_About this task:_ Set down the data below word for word, and leave the images aside.

Page and application data records
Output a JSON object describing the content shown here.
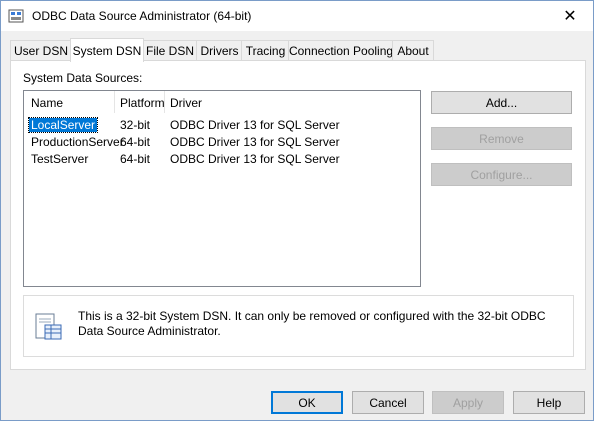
{
  "window": {
    "title": "ODBC Data Source Administrator (64-bit)",
    "close_glyph": "✕"
  },
  "tabs": [
    {
      "label": "User DSN"
    },
    {
      "label": "System DSN",
      "active": true
    },
    {
      "label": "File DSN"
    },
    {
      "label": "Drivers"
    },
    {
      "label": "Tracing"
    },
    {
      "label": "Connection Pooling"
    },
    {
      "label": "About"
    }
  ],
  "group_label": "System Data Sources:",
  "columns": {
    "name": "Name",
    "platform": "Platform",
    "driver": "Driver"
  },
  "rows": [
    {
      "name": "LocalServer",
      "platform": "32-bit",
      "driver": "ODBC Driver 13 for SQL Server",
      "selected": true
    },
    {
      "name": "ProductionServer",
      "platform": "64-bit",
      "driver": "ODBC Driver 13 for SQL Server"
    },
    {
      "name": "TestServer",
      "platform": "64-bit",
      "driver": "ODBC Driver 13 for SQL Server"
    }
  ],
  "side_buttons": {
    "add": "Add...",
    "remove": "Remove",
    "configure": "Configure..."
  },
  "info_text": "This is a 32-bit System DSN. It can only be removed or configured with the 32-bit ODBC Data Source Administrator.",
  "footer_buttons": {
    "ok": "OK",
    "cancel": "Cancel",
    "apply": "Apply",
    "help": "Help"
  },
  "colors": {
    "selection": "#0078d7",
    "default_button_border": "#0078d7"
  }
}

_Your solution:_
Output a JSON object describing the content shown here.
{
  "window": {
    "title": "ODBC Data Source Administrator (64-bit)",
    "close_glyph": "✕"
  },
  "tabs": [
    {
      "label": "User DSN"
    },
    {
      "label": "System DSN",
      "active": true
    },
    {
      "label": "File DSN"
    },
    {
      "label": "Drivers"
    },
    {
      "label": "Tracing"
    },
    {
      "label": "Connection Pooling"
    },
    {
      "label": "About"
    }
  ],
  "group_label": "System Data Sources:",
  "columns": {
    "name": "Name",
    "platform": "Platform",
    "driver": "Driver"
  },
  "rows": [
    {
      "name": "LocalServer",
      "platform": "32-bit",
      "driver": "ODBC Driver 13 for SQL Server",
      "selected": true
    },
    {
      "name": "ProductionServer",
      "platform": "64-bit",
      "driver": "ODBC Driver 13 for SQL Server"
    },
    {
      "name": "TestServer",
      "platform": "64-bit",
      "driver": "ODBC Driver 13 for SQL Server"
    }
  ],
  "side_buttons": {
    "add": "Add...",
    "remove": "Remove",
    "configure": "Configure..."
  },
  "info_text": "This is a 32-bit System DSN. It can only be removed or configured with the 32-bit ODBC Data Source Administrator.",
  "footer_buttons": {
    "ok": "OK",
    "cancel": "Cancel",
    "apply": "Apply",
    "help": "Help"
  },
  "colors": {
    "selection": "#0078d7",
    "default_button_border": "#0078d7"
  }
}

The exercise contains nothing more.